App and web page records ▸
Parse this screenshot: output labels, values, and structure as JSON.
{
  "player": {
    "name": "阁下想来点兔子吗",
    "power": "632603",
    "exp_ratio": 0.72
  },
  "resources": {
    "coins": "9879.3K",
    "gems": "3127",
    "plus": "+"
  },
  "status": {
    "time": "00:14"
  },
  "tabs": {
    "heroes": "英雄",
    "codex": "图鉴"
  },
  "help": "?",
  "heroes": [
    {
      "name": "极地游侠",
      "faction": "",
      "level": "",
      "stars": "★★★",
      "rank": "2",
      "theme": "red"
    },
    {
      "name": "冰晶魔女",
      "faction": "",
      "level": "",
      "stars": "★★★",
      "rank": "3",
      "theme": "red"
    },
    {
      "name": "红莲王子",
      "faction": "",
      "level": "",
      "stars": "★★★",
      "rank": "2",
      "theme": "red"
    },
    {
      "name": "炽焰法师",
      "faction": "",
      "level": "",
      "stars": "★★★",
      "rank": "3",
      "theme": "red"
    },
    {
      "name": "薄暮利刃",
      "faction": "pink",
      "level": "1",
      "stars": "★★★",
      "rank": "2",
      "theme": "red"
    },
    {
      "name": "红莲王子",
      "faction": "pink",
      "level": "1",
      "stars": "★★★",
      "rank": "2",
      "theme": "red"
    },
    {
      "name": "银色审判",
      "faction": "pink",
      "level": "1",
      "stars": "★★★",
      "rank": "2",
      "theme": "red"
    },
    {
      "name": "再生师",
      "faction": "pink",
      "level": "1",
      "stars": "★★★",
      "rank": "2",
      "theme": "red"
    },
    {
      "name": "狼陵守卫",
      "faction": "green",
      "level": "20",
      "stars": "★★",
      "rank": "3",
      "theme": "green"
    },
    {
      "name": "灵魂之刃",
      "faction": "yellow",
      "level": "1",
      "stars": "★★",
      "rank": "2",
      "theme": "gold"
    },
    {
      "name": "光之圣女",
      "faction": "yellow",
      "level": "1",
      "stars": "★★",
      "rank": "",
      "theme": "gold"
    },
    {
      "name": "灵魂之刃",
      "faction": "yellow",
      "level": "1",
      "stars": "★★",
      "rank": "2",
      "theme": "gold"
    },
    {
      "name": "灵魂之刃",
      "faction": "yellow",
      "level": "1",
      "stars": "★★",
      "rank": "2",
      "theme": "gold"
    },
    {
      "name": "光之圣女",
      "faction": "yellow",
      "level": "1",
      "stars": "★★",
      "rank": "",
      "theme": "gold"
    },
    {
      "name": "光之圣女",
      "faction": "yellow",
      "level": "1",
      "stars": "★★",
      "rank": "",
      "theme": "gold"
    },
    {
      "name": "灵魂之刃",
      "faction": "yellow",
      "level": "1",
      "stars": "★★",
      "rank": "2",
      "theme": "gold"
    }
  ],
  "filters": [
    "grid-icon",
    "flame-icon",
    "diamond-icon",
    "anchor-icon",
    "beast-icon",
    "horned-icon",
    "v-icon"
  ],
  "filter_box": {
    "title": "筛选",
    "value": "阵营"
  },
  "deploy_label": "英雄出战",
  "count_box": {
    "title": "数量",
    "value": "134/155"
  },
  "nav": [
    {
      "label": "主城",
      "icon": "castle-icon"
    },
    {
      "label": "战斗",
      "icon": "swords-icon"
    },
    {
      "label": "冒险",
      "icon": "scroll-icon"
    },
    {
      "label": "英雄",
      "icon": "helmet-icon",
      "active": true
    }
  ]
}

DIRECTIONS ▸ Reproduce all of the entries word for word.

SOLVED PROBLEM ▸
Parse this screenshot: output labels, values, and structure as JSON.
{
  "player": {
    "name": "阁下想来点兔子吗",
    "power": "632603",
    "exp_ratio": 0.72
  },
  "resources": {
    "coins": "9879.3K",
    "gems": "3127",
    "plus": "+"
  },
  "status": {
    "time": "00:14"
  },
  "tabs": {
    "heroes": "英雄",
    "codex": "图鉴"
  },
  "help": "?",
  "heroes": [
    {
      "name": "极地游侠",
      "faction": "",
      "level": "",
      "stars": "★★★",
      "rank": "2",
      "theme": "red"
    },
    {
      "name": "冰晶魔女",
      "faction": "",
      "level": "",
      "stars": "★★★",
      "rank": "3",
      "theme": "red"
    },
    {
      "name": "红莲王子",
      "faction": "",
      "level": "",
      "stars": "★★★",
      "rank": "2",
      "theme": "red"
    },
    {
      "name": "炽焰法师",
      "faction": "",
      "level": "",
      "stars": "★★★",
      "rank": "3",
      "theme": "red"
    },
    {
      "name": "薄暮利刃",
      "faction": "pink",
      "level": "1",
      "stars": "★★★",
      "rank": "2",
      "theme": "red"
    },
    {
      "name": "红莲王子",
      "faction": "pink",
      "level": "1",
      "stars": "★★★",
      "rank": "2",
      "theme": "red"
    },
    {
      "name": "银色审判",
      "faction": "pink",
      "level": "1",
      "stars": "★★★",
      "rank": "2",
      "theme": "red"
    },
    {
      "name": "再生师",
      "faction": "pink",
      "level": "1",
      "stars": "★★★",
      "rank": "2",
      "theme": "red"
    },
    {
      "name": "狼陵守卫",
      "faction": "green",
      "level": "20",
      "stars": "★★",
      "rank": "3",
      "theme": "green"
    },
    {
      "name": "灵魂之刃",
      "faction": "yellow",
      "level": "1",
      "stars": "★★",
      "rank": "2",
      "theme": "gold"
    },
    {
      "name": "光之圣女",
      "faction": "yellow",
      "level": "1",
      "stars": "★★",
      "rank": "",
      "theme": "gold"
    },
    {
      "name": "灵魂之刃",
      "faction": "yellow",
      "level": "1",
      "stars": "★★",
      "rank": "2",
      "theme": "gold"
    },
    {
      "name": "灵魂之刃",
      "faction": "yellow",
      "level": "1",
      "stars": "★★",
      "rank": "2",
      "theme": "gold"
    },
    {
      "name": "光之圣女",
      "faction": "yellow",
      "level": "1",
      "stars": "★★",
      "rank": "",
      "theme": "gold"
    },
    {
      "name": "光之圣女",
      "faction": "yellow",
      "level": "1",
      "stars": "★★",
      "rank": "",
      "theme": "gold"
    },
    {
      "name": "灵魂之刃",
      "faction": "yellow",
      "level": "1",
      "stars": "★★",
      "rank": "2",
      "theme": "gold"
    }
  ],
  "filters": [
    "grid-icon",
    "flame-icon",
    "diamond-icon",
    "anchor-icon",
    "beast-icon",
    "horned-icon",
    "v-icon"
  ],
  "filter_box": {
    "title": "筛选",
    "value": "阵营"
  },
  "deploy_label": "英雄出战",
  "count_box": {
    "title": "数量",
    "value": "134/155"
  },
  "nav": [
    {
      "label": "主城",
      "icon": "castle-icon"
    },
    {
      "label": "战斗",
      "icon": "swords-icon"
    },
    {
      "label": "冒险",
      "icon": "scroll-icon"
    },
    {
      "label": "英雄",
      "icon": "helmet-icon",
      "active": true
    }
  ]
}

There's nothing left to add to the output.